It is difficult to gauge what sort of impact on the public was provoked by the publication by PASOK of a «black book» of government blunders and letdowns on the second anniversary of New Democracy’s assumption of power which aimed to expose the government’s «unreliability» in fulfilling its pre-election pledges. The opposition had published something similar around this time last year but at that time PASOK’s own reliability was extremely questionable, certainly according to opinion polls. And even if recent polls show that PASOK has made progress in this area, this is mostly due to the mistakes, decisions and priorities of the government rather than PASOK’s own alternative proposals for solutions to our social and economic problems. In any case, these tactics – of whitewashing on the government’s part and of disparaging by the opposition – are established approaches that do not pull the wool over the eyes of a public which is only too aware of the complexities of the country’s problems.

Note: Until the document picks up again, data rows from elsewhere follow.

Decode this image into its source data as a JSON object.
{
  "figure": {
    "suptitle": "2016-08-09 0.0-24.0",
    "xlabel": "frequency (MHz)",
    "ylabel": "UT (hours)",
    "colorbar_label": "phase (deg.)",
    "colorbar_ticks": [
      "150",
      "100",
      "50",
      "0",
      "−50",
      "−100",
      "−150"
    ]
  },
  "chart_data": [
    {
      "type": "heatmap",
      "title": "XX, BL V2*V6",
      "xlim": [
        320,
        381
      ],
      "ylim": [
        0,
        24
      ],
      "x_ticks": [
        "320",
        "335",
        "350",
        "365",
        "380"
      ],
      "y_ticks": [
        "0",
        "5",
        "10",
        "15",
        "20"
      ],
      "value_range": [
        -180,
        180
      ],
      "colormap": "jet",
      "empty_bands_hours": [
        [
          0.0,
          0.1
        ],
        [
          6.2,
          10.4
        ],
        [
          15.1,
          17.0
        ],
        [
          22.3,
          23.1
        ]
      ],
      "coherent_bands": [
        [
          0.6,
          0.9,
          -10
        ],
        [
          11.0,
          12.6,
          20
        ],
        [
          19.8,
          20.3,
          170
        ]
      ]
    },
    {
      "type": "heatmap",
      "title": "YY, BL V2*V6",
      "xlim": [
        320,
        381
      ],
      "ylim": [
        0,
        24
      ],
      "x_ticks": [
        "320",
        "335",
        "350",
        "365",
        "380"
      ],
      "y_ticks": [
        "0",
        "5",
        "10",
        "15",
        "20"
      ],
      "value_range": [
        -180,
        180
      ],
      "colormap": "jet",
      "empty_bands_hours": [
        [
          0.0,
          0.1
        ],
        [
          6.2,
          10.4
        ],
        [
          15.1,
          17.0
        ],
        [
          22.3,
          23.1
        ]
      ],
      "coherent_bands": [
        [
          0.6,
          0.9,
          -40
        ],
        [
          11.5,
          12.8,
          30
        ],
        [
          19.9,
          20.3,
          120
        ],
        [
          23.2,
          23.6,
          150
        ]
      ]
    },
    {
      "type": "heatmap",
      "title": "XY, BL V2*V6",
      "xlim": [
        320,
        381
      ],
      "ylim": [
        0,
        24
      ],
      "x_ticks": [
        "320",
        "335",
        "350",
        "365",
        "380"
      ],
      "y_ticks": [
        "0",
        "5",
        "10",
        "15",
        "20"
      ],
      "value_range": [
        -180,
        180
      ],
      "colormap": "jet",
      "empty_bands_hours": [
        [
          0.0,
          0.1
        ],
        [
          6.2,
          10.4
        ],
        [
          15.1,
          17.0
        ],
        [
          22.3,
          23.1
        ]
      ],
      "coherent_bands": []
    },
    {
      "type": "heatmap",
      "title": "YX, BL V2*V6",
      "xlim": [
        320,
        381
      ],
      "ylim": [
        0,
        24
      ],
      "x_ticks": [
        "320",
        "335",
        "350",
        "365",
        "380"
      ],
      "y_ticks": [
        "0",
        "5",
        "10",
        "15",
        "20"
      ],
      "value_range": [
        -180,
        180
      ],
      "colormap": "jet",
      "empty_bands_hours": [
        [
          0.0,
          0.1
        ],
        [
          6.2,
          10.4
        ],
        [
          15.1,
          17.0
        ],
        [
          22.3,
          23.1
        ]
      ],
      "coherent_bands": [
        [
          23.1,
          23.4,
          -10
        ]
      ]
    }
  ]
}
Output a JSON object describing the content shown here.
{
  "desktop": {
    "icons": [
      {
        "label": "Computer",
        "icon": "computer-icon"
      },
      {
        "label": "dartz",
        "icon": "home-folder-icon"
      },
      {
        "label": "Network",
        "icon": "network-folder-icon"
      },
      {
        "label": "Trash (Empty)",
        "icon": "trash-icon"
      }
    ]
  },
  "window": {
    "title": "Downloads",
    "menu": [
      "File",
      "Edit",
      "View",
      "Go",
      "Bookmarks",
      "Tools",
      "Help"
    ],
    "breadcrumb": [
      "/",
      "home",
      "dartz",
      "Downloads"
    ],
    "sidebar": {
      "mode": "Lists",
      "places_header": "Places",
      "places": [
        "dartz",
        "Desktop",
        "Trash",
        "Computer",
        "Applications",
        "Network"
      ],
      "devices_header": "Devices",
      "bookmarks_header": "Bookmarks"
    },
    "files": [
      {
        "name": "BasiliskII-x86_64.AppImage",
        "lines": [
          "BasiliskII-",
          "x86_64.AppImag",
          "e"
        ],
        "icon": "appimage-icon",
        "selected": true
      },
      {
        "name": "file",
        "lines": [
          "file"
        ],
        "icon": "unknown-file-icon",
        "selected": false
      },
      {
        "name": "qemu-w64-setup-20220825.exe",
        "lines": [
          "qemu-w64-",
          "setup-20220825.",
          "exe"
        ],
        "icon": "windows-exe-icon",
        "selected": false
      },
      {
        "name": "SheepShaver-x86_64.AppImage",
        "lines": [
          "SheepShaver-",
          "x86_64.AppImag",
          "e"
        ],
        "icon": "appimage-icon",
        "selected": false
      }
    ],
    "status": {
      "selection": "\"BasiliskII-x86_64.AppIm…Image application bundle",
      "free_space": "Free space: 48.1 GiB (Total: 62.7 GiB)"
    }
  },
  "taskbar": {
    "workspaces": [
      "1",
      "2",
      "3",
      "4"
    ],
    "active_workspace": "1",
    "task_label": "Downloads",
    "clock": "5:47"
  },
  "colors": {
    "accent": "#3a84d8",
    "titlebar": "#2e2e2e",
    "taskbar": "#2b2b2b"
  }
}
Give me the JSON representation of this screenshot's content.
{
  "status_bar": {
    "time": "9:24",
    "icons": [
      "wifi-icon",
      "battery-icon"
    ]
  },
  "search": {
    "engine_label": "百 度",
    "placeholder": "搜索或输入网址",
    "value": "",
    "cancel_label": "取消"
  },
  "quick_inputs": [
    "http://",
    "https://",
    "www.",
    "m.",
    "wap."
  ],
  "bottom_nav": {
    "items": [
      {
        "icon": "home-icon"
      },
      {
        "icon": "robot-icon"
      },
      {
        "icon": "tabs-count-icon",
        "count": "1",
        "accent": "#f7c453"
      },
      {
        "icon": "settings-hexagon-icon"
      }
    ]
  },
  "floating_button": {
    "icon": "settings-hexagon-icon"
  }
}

In polls conducted on the government’s second anniversary, about 20 percent expressed dissatisfaction with economic developments while the same proportion said they supported ongoing reforms and, indeed, would like to see them accelerated. Although ND and PASOK are virtually head-to-head in voter intentions, 40 percent of citizens say the current government is best positioned to solve the country’s problems; 34 percent opt for PASOK and 25 percent reject both political parties. The government still has a firm grasp on public support and opposition efforts to discredit it are falling on deaf ears.